Instructions to follow>
Check every line of the data below for "value". Copy each one that has it.

Stored dataset items
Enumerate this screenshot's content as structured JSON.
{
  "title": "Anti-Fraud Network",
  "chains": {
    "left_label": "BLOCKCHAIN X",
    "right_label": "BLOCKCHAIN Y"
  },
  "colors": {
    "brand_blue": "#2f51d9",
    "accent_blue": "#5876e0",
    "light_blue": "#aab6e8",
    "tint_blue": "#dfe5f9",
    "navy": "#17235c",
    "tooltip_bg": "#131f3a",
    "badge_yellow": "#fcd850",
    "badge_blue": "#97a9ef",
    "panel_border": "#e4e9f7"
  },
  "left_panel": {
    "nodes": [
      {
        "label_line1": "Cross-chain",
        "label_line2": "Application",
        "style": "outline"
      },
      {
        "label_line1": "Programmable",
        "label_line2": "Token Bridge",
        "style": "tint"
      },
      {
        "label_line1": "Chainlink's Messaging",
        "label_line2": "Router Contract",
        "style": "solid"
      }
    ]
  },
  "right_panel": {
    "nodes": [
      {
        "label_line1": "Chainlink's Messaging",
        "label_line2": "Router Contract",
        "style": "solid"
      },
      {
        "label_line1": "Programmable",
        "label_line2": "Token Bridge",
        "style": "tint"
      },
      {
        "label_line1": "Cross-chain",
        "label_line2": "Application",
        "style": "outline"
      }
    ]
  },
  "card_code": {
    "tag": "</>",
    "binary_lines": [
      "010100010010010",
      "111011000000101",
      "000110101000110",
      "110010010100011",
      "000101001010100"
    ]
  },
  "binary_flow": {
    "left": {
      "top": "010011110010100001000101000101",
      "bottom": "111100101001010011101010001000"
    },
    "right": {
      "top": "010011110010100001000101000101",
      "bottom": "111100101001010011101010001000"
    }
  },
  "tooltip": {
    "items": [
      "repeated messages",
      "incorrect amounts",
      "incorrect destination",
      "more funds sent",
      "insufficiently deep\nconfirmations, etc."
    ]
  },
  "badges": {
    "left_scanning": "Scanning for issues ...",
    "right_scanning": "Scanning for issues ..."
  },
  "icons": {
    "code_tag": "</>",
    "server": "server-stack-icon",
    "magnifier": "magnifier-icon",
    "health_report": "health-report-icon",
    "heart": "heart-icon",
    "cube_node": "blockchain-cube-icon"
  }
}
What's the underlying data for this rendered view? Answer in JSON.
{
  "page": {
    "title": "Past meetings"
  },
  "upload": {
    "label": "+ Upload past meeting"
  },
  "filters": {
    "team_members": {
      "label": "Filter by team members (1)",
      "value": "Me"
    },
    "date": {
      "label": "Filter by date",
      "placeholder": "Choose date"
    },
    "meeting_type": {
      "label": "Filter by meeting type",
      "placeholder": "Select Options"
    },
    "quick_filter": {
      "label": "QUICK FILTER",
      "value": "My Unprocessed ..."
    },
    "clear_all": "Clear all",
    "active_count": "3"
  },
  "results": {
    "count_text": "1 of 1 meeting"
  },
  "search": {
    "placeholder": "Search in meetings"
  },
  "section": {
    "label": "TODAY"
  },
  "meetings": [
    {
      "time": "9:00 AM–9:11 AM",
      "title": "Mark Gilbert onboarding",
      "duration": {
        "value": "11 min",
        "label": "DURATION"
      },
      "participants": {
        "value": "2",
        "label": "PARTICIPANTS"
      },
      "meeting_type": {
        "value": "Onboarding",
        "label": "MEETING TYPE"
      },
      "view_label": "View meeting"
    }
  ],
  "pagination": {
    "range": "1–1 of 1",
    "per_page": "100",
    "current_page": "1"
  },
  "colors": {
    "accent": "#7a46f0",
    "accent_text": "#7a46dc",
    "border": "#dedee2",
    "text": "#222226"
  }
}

Solved exercise>
      "value": "Me"
      "value": "My Unprocessed ..."
        "value": "11 min",
        "value": "2",
        "value": "Onboarding",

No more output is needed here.